Penn State’s Sandusky Report Set To Be Released
By Jim Melwert
PHILADELPHIA (CBS) — The results of Penn State’s internal investigation into the Jerry Sandusky sex abuse scandal were set to be released Thursday morning.
The investigation, led by former federal judge and FBI director Louis Freeh, interviewed hundreds of people to learn what Penn State officials did or didn’t do after allegations against Sandusky began surfacing about 14 years ago.
Sandusky was convicted on 45 criminal counts in June.
Among those scouring the report when it comes out at 9 a.m. will be attorney Tom Kline who represents one of the victims who testified against Sandusky that he was assaulted in a Penn State Locker room.
“Specifically we will look to see if it addresses the many issues that remain unaddressed in this matter,” Kline says. “Including the 1998 so-called resignation of Mr. Sandusky in the height of his career.”

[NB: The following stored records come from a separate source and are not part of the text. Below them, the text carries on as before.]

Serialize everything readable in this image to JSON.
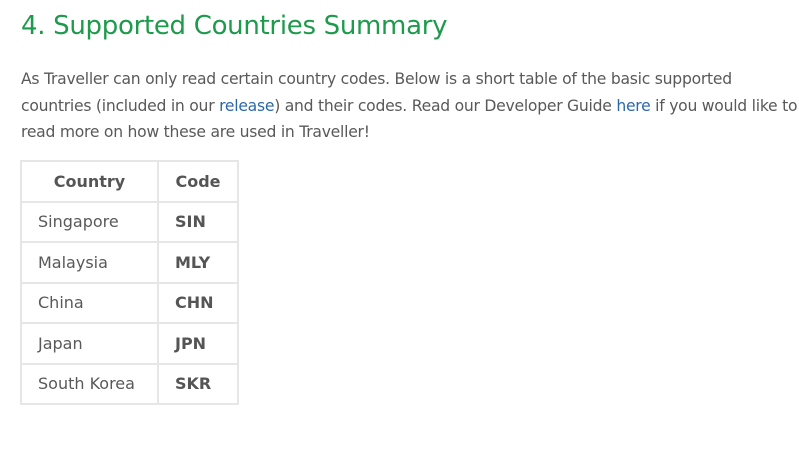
{
  "section": {
    "title": "4. Supported Countries Summary",
    "paragraph": {
      "part1": "As Traveller can only read certain country codes. Below is a short table of the basic supported countries (included in our ",
      "link_release": "release",
      "part2": ") and their codes. Read our Developer Guide ",
      "link_here": "here",
      "part3": " if you would like to read more on how these are used in Traveller!"
    }
  },
  "table": {
    "headers": {
      "country": "Country",
      "code": "Code"
    },
    "rows": [
      {
        "country": "Singapore",
        "code": "SIN"
      },
      {
        "country": "Malaysia",
        "code": "MLY"
      },
      {
        "country": "China",
        "code": "CHN"
      },
      {
        "country": "Japan",
        "code": "JPN"
      },
      {
        "country": "South Korea",
        "code": "SKR"
      }
    ]
  },
  "colors": {
    "heading": "#1e9a4c",
    "text": "#595959",
    "link": "#2a69a8",
    "table_border": "#e6e6e6"
  }
}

Kline says he expects the Freeh report will be — in his words — a resource manual and a guide book for him and other lawyers who are looking into this.
Whether or not the Freeh reports alleges there was an intentionally cover-up by the university remains a big question.

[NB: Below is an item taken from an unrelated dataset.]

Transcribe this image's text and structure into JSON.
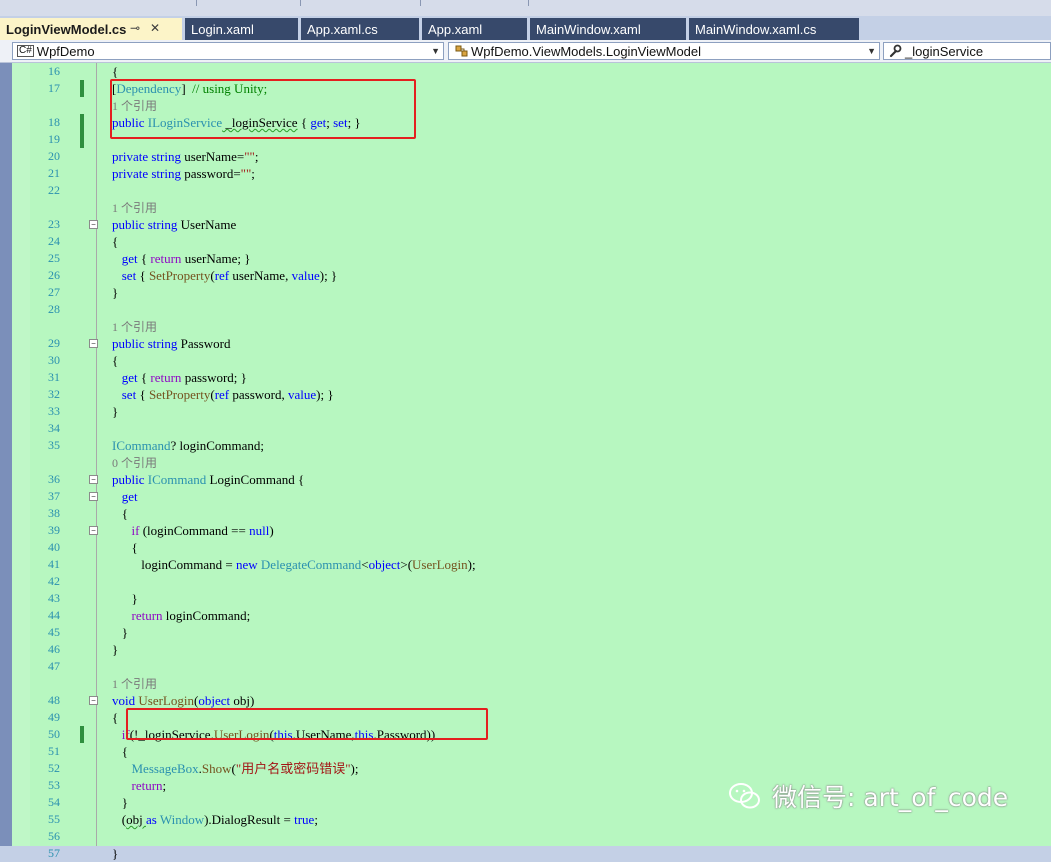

A Penn State spokesman declined our request for an interview.
The report is also expected to heavily focus on former coach Joe Paterno.
The investigation — or at least how it’s been handled has been criticized by Paterno’s family. The question the fairness of the report after — they say — leaks of emails and information questions again, in their words, were intended to smear Paterno and other officials.
A letter Paterno wrote less than a month before he died has been made public. In it, he defends the football program, writing, “This is not a football scandal and should not be treated as one.”
Former athletic director Tim Curley and university Vice President Gary Schultz are awaiting trial on charges they lied to a grand jury, and that they failed to report to authorities the assault witnessed by Mike McQueary.
And, the NCAA is still reviewing the matter, saying it will decide on whether to take action at the “appropriate time.”